Prompt:
From the entries, copy each line that includes "JSON".

Excerpts from an interface dataset:
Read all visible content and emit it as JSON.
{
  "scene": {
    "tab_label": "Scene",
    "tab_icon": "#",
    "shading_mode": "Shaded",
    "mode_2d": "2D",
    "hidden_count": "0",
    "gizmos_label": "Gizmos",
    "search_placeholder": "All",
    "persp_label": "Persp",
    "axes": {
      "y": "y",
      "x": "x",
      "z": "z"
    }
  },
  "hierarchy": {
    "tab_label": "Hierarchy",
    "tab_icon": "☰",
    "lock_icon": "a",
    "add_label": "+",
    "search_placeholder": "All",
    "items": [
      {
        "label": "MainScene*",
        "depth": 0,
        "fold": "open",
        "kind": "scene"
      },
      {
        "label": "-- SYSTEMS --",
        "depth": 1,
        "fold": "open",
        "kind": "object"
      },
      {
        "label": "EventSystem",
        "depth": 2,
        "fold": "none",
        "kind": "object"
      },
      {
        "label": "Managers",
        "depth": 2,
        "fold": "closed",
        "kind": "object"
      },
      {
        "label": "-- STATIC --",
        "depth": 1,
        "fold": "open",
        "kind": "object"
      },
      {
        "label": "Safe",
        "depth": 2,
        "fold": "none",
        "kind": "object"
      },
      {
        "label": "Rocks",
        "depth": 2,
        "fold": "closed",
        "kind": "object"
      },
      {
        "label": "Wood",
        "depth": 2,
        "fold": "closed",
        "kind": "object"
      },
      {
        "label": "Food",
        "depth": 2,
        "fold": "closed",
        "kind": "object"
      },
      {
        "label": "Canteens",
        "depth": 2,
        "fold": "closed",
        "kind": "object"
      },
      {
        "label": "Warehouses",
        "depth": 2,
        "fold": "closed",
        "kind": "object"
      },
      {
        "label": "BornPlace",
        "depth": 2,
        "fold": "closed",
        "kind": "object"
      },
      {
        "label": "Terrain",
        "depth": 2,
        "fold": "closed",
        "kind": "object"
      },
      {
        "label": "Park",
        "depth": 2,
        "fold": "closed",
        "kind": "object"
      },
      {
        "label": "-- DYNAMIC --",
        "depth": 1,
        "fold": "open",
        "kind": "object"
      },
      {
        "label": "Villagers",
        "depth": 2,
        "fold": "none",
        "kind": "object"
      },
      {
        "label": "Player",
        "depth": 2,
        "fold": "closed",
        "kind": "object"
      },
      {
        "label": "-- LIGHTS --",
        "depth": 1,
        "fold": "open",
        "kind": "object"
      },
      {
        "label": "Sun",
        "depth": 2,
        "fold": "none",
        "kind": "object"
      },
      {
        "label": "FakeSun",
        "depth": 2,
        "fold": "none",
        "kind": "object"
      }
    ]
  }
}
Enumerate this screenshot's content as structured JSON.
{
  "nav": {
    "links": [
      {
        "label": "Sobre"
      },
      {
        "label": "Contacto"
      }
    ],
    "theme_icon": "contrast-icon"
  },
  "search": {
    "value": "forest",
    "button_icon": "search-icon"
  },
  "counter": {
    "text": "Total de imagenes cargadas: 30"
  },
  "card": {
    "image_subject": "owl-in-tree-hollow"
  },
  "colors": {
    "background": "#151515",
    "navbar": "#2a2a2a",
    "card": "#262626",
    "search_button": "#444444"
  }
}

Task answer:
Read all visible content and emit it as JSON.
Enumerate this screenshot's content as structured JSON.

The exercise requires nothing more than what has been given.